Spring Semester information

Jessica Mejia

209A: Tps:Animal Minds

What makes someone morally considerable? It has been a mainstay that those who possess intelligence, reason, or language are morally considerable. This would seem to exclude a great deal of the animal kingdom. After Bentham, sentience became a mainstay, which would seem to include a great deal of the animal kingdom. Should the interests of nonhuman animals be morally considered? To what extent? Are they the moral equals of humans? Notice that how smart animals are and to what extent they can suffer are empirical questions. In this class we are going to wade into the deep waters of the science and philosophy of animal minds. We will then explore what the consequences may be for the ethical treatment of animals.

Emily McWilliams

209B: Tps:Reasoning Under Oppression

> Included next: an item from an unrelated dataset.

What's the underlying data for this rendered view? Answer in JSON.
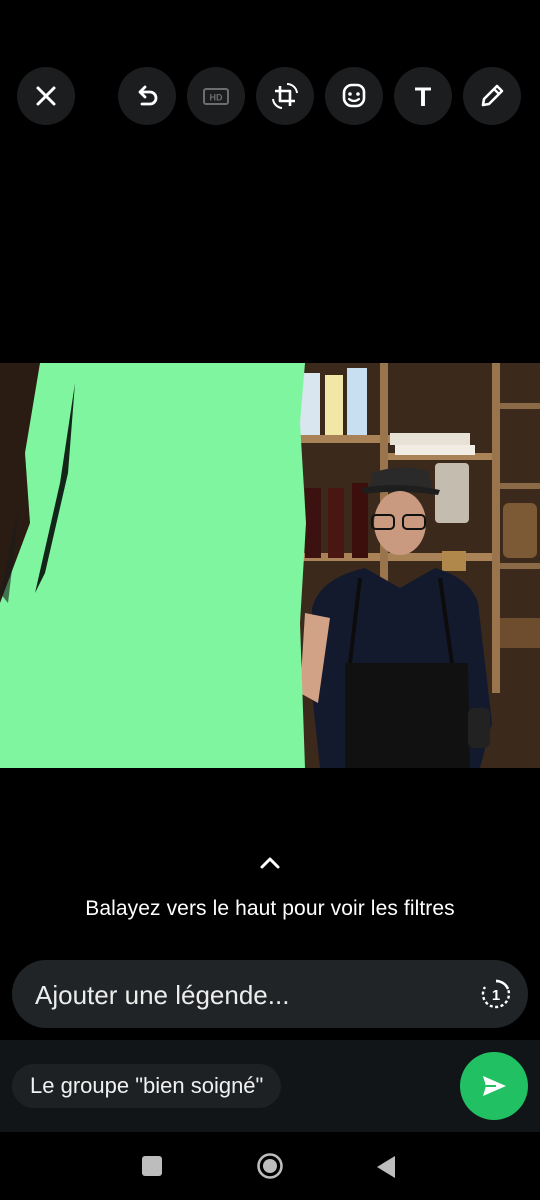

The transmission of beliefs and knowledge has an irrevocably social dimension. At a very basic level, we routinely rely on other people to help form our beliefs about the world. Since the transmission of beliefs is social, questions of social power and identity can impact the way that we reason and form beliefs. This course will investigate the ways in which social power and identity can impact the ways that we reason, form beliefs, and seek knowledge and understanding. We will seek to understand the ways that individuals and groups might be disadvantaged or oppressed, specifically in their capacity as reasoners. We will also examine what kinds of social and political effects this can have.

Fall Semester information

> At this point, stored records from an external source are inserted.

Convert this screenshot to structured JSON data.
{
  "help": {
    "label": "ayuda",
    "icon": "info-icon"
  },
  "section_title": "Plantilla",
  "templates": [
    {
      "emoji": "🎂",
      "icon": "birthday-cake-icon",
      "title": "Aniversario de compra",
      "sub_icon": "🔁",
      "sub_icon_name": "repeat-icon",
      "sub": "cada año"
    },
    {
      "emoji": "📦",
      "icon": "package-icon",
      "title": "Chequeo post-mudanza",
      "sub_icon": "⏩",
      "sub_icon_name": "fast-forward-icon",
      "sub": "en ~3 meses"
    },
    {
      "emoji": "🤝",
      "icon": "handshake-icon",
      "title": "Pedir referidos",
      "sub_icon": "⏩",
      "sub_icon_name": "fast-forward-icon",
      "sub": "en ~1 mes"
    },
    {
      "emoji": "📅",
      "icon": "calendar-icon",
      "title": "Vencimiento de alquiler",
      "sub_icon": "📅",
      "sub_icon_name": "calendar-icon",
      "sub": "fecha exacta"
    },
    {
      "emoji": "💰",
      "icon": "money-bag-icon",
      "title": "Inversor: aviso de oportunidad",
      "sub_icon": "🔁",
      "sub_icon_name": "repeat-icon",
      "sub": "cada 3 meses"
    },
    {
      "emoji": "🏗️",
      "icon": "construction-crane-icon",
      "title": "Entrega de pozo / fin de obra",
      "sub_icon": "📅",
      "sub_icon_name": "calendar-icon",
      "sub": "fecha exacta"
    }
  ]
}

Marcia McKelligan

209A: Tps:Ethics Bowl

In this class, we will engage in a variety of activities to prepare for the regional Intercollegiate Ethics Bowl competition at Marian University, which will take place in November, 2018. (The exact date has not been announced.) I hope to have two teams of 5 enter the competition. To prepare we will cover the basics of ethical theory and then explore the particular moral and social policy questions raised in the 9-15 cases that will be made available in early September. We can be flexible about how we distribute the case preparation and presentation duties: each case might be assigned to just one student, or all cases might be shared among all or some members of a team. Either way, all cases will be discussed in detail by all members of the class. We will meet as a group for 3 to 6 hours a week (perhaps more once in a while). Students will write several drafts of papers that will form the basis of their case presentations. Those drafts will be energetically (but charitably and in a friendly way) critiqued by other members of the class. One goal will be for a DePauw team to win or place highly enough in the regional competition to earn a bid to the national competition in Baltimore in early 2019. The more significant goals will be to learn in depth about timely and important moral issues, hone your argumentative skills, and gain experience and confidence in the oral presentation and defense of your ideas. Some of you may already be familiar with the Ethics Bowl competition. This is the just the second time that participation is being offered as a full-credit course. It is possible to enroll in the class as an auditor rather than for credit. Whether you sign up for credit or as an auditor, the instructor's permission is required to enroll in the course. Please see me as soon as possible so that I can answer your questions and we can determine if this class is a good option for you. You can learn more about Ethics Bowl at http://appe-ethics.org/ethics-bowl/.

Spring Semester information

Richard Cameron

209A: Tps: Wealth and Happiness

Jeffrey Dunn

209B: Tps: Philosophy for Children